== What you need to do ==
Filter the listing below down to the lines with the word "plane" and copy those.

§ §

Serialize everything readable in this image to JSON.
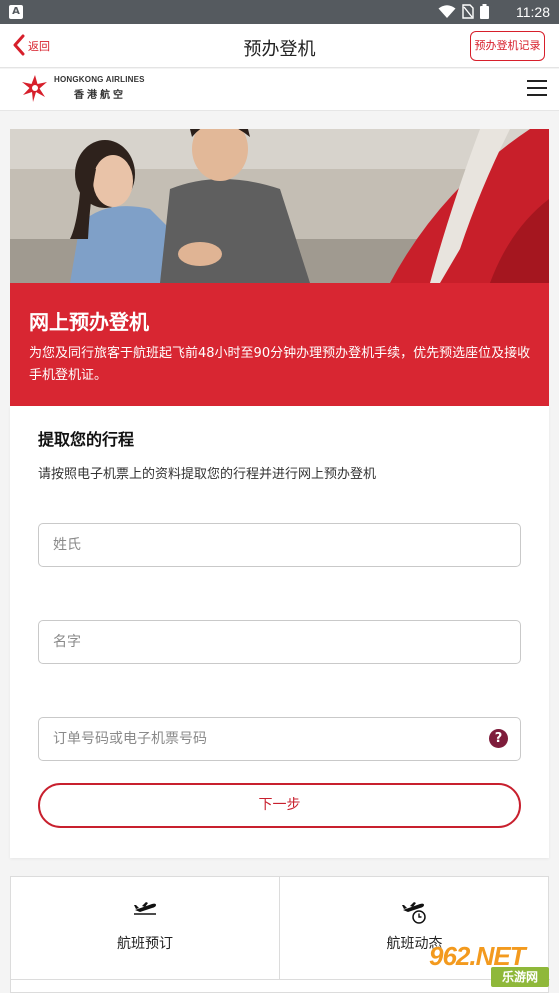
{
  "status_bar": {
    "app_badge": "A",
    "time": "11:28"
  },
  "nav": {
    "back_label": "返回",
    "title": "预办登机",
    "records_label": "预办登机记录"
  },
  "brand": {
    "name_en": "HONGKONG AIRLINES",
    "name_zh": "香港航空"
  },
  "hero": {
    "title": "网上预办登机",
    "description": "为您及同行旅客于航班起飞前48小时至90分钟办理预办登机手续，优先预选座位及接收手机登机证。"
  },
  "form": {
    "heading": "提取您的行程",
    "subheading": "请按照电子机票上的资料提取您的行程并进行网上预办登机",
    "surname_placeholder": "姓氏",
    "given_name_placeholder": "名字",
    "booking_ref_placeholder": "订单号码或电子机票号码",
    "help_glyph": "?",
    "next_label": "下一步"
  },
  "tiles": [
    {
      "label": "航班预订",
      "icon": "plane-takeoff-icon"
    },
    {
      "label": "航班动态",
      "icon": "plane-clock-icon"
    }
  ],
  "watermark": {
    "main": "962.NET",
    "sub": "乐游网"
  },
  "colors": {
    "brand_red": "#d82632",
    "help_icon": "#7e1c3b",
    "status_bar": "#555a5f"
  }
}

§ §

== Result ==
      "icon": "plane-takeoff-icon"
      "icon": "plane-clock-icon"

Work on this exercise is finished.